Monday, February 26, 2007

Hawk vs. Squirrel

I've spent the last week doing all sorts of stuff that has shifted my attention away from the blog--some interesting, some less so. But the as-yet-secretly-named second novel has been tugging at me a bit, and for a time it was too impossible to try to do both. The language was too fragile to start working here, too. So I just didn't.

Among those other strange behaviors--not writing, that is--were: digging my van out of the snow piled up around the front end by the city's plows; writing letters to illustrious photographers hoping they'll donate something for the upcoming Circus Amok benefit performance; building a database for VUE, watching those Oscars, and riding the B61 back and forth from Brooklyn to Queens, listening to the polish women talk about whatever it is they talk about after doing their shopping.

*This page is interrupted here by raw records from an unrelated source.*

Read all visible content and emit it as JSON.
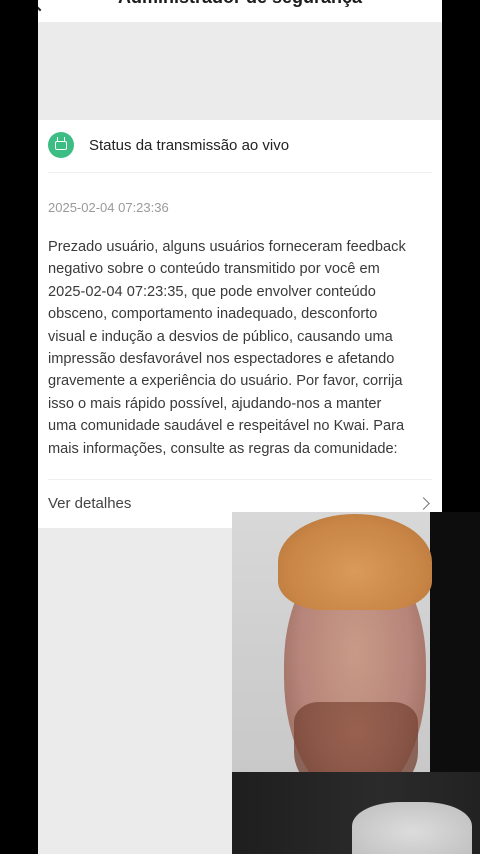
{
  "header": {
    "title": "Administrador de segurança"
  },
  "notification": {
    "title": "Status da transmissão ao vivo",
    "icon": "tv-icon",
    "icon_color": "#3bbd84",
    "timestamp": "2025-02-04 07:23:36",
    "message_lines": [
      "Prezado usuário, alguns usuários forneceram feedback",
      "negativo sobre o conteúdo transmitido por você em",
      "2025-02-04 07:23:35, que pode envolver conteúdo",
      "obsceno, comportamento inadequado, desconforto",
      "visual e indução a desvios de público, causando uma",
      "impressão desfavorável nos espectadores e afetando",
      "gravemente a experiência do usuário. Por favor, corrija",
      "isso o mais rápido possível, ajudando-nos a manter",
      "uma comunidade saudável e respeitável no Kwai. Para",
      "mais informações, consulte as regras da comunidade:"
    ],
    "details_label": "Ver detalhes"
  }
}
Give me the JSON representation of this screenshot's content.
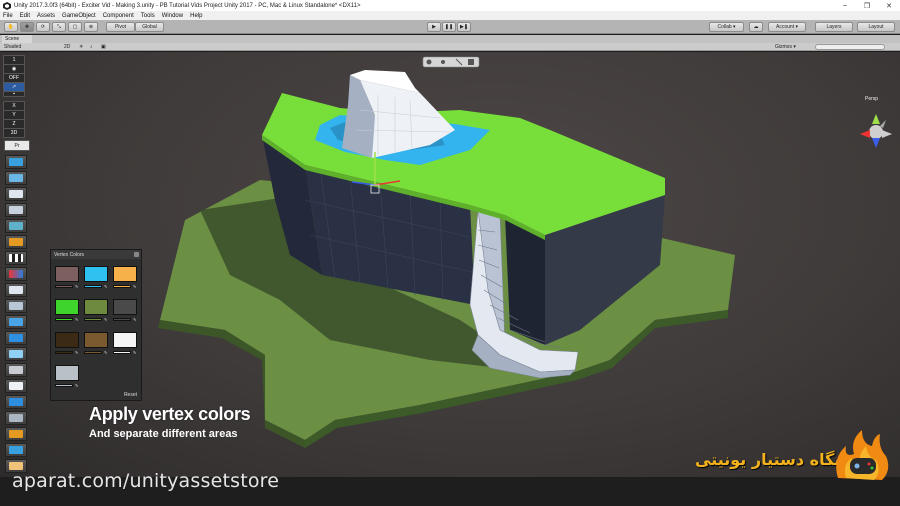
{
  "window": {
    "title": "Unity 2017.3.0f3 (64bit) - Exciter Vid - Making 3.unity - PB Tutorial Vids Project Unity 2017 - PC, Mac & Linux Standalone* <DX11>",
    "controls": [
      "–",
      "❐",
      "✕"
    ]
  },
  "menu": [
    "File",
    "Edit",
    "Assets",
    "GameObject",
    "Component",
    "Tools",
    "Window",
    "Help"
  ],
  "toolbar": {
    "pivot_label": "Pivot",
    "global_label": "Global",
    "collab_label": "Collab ▾",
    "account_label": "Account ▾",
    "layers_label": "Layers",
    "layout_label": "Layout"
  },
  "scene": {
    "tab_label": "Scene",
    "shading_label": "Shaded",
    "mode_2d": "2D",
    "gizmos_label": "Gizmos ▾",
    "persp_label": "Persp"
  },
  "left_strip": {
    "items": [
      "1",
      "◉",
      "OFF",
      "↗",
      "",
      "X",
      "Y",
      "Z",
      "3D"
    ]
  },
  "probuilder_tab": "Pr",
  "vertex_colors": {
    "title": "Vertex Colors",
    "reset_label": "Reset",
    "swatches": [
      {
        "color": "#7e5f5f",
        "bar": "#7e5f5f"
      },
      {
        "color": "#2fc1f0",
        "bar": "#2fc1f0"
      },
      {
        "color": "#f6b14a",
        "bar": "#f6b14a"
      },
      {
        "color": "#3fd42c",
        "bar": "#3fd42c"
      },
      {
        "color": "#6e8a3e",
        "bar": "#6e8a3e"
      },
      {
        "color": "#4a4a4a",
        "bar": "#4a4a4a"
      },
      {
        "color": "#3c2b14",
        "bar": "#3c2b14"
      },
      {
        "color": "#7b5a30",
        "bar": "#7b5a30"
      },
      {
        "color": "#f5f5f5",
        "bar": "#f5f5f5"
      },
      {
        "color": "#b9c0c8",
        "bar": "#b9c0c8"
      }
    ]
  },
  "caption": {
    "title": "Apply vertex colors",
    "subtitle": "And separate different areas"
  },
  "watermark": {
    "site": "aparat.com/unityassetstore",
    "brand_fa": "فروشگاه دستیار یونیتی"
  },
  "colors": {
    "grass": "#79e03a",
    "ground": "#6e8f45",
    "rock": "#2a2f3d",
    "water": "#3ab6ef",
    "accent": "#f3b21b"
  }
}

At the market on Saturday, a hawk was having face-off with a squirrel--and after a good 15 minutes of everyone staring up at the drama in the trees, fifty or so photographers clammoring up lampposts to get a better shot, and more cell phone cameras pointed at the pair than should be allowed, they simply decided to go their separate ways, and no blood was rendered. Another farmer reminded me that those Discovery Channel nature shows take days to shoot, and include hours and hours and hours of that kind of interaction--nothing. The money shot is harder to come by. So to speak.

1 comment:

SmokyMtnMander said...

I spent almost a year observing a pair of bald eagles and their nest full of two not-so-small babies for the US Fish and Wildlife Service while some construction was occuring along a road in very close proximity to their nest. The idea was to observe stress-related behaviors and, if required, stop any construction activities until whatever it was that was causing the birds to act unusually no longer was bothering them. I spent day after day sitting under a longleaf pine tree in my folder chair with binoculars, a camera, notepad, and cell phone at the ready.

The birds watched the trucks, me, flew around, fed their babies fish, birds, and once...even a very small alligator. I know because I took pictures of the carcass once it was thrown "overvboard". The entire time, jackhammers were hammering, bulldozers were dozering, and trucks of all shapes and sizes were hurdling down this quasi-rural road in Polk County, Florida.

Not once did the birds seem to even notice the comotion. They raised two healthy chicks to young eagles (still brown-headed until they reach sexual maturity) that eventually left the nest. Thus, ending my need for being there. I remember thinking....nature will persevere. It will take all things in stride and survive. Even if it means not getting a moments privacy while some guy ogles you all day with his binoculars. Could we say the same thing about ourselves?